ABout 280-miles to the east of Santa Claus sits Snowflake, Arizona in the Silver Creek Valley of the White Mountains. The story of Snowflake is much different from the other holiday-themed towns on this list. The name comes from two prominent families that established the town: the Snows and the Flakes. Mormon settlers Erastus Snow and William Jordan Flake are noted as the Navajo County town founders dating back to 1878. Arizona’s U.S. Senator Jeff Flake is from Snowflake and is the great grandson of founder William Flake. The Snows and Flakes were “sent by the Mormon Church President Brigham Young to establish religious colonies throughout the southwest,” according to the town’s Chamber of Commerce. More than 5,000 people call Snowflake home today. And unlike the two other winter-named themed towns above, it actually snows in Snowflake, Arizona.
- Article: East Valley Tribune “Ghost town named after Christmas is also a reminder of mining era” by Marija Potkonjak from December 19, 2005.
- Book: A Place Called Peculiar: Stories about Unusual American Place-Names by Frank K. Gallant, 2002, pages 13-14.
- Article: Arizona Daily Star “Mine Tales: Christmas Mine got its name on the day of the holiday” by William Ascarza from December 23, 2013.
- Article: Arizona Highways “Santa Claus, Arizona: A Brief History” from December 21, 2015.
- Article: True West Magazine “Santa Claus, Arizona” by Marshall Trimble from December 23, 2016.
- Book: The Route 66 Cookbook: Comfort Food from the Mother Road by Marian Clark, 2003, p. 191.
- Article: AZcentral.com “People allergic to the world flock to Snowflake, Arizona” by Elizabeth Armstrong Moore from July 16, 2013.
- Website: Visit Arizona “Snowflake”
- Website: Snowflake/Taylor Chamber of Commerce “Our Communities”

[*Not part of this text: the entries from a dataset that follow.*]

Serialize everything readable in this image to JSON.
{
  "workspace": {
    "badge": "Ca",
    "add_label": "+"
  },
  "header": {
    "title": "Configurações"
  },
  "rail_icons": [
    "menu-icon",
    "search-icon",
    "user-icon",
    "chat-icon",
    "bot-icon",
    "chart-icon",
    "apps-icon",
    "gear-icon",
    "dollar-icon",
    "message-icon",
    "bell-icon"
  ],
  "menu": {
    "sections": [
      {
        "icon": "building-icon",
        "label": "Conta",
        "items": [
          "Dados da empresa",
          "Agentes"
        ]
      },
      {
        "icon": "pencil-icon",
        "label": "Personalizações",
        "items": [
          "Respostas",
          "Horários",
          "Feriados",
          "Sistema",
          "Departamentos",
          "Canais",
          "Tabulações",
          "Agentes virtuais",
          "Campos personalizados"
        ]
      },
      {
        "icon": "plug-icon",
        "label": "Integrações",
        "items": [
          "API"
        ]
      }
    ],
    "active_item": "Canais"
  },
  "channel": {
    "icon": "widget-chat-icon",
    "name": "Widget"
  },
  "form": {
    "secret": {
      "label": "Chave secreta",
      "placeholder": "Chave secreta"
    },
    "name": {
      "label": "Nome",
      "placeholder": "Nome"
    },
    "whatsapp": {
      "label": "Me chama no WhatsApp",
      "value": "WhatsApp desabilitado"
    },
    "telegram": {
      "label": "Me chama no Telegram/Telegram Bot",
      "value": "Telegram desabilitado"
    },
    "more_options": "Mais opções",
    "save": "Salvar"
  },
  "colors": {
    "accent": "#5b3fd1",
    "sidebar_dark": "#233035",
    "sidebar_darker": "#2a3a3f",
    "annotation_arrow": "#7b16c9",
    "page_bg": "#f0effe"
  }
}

A version of this story first appeared on the Arizona Name Stories Instagram storytelling project page:@AZnamestories. This story is part of the project that explores the history of names in Arizona and that is also asking citizens of Arizona of all ages, cultures, backgrounds to share their own name story. If you’d like to submit your name story (and you’re from AZ or currently are a resident), read the instructions at AZnamestories.com. We welcome your participation. (Not all stories from the Instagram page will be posted on Names Redefined.)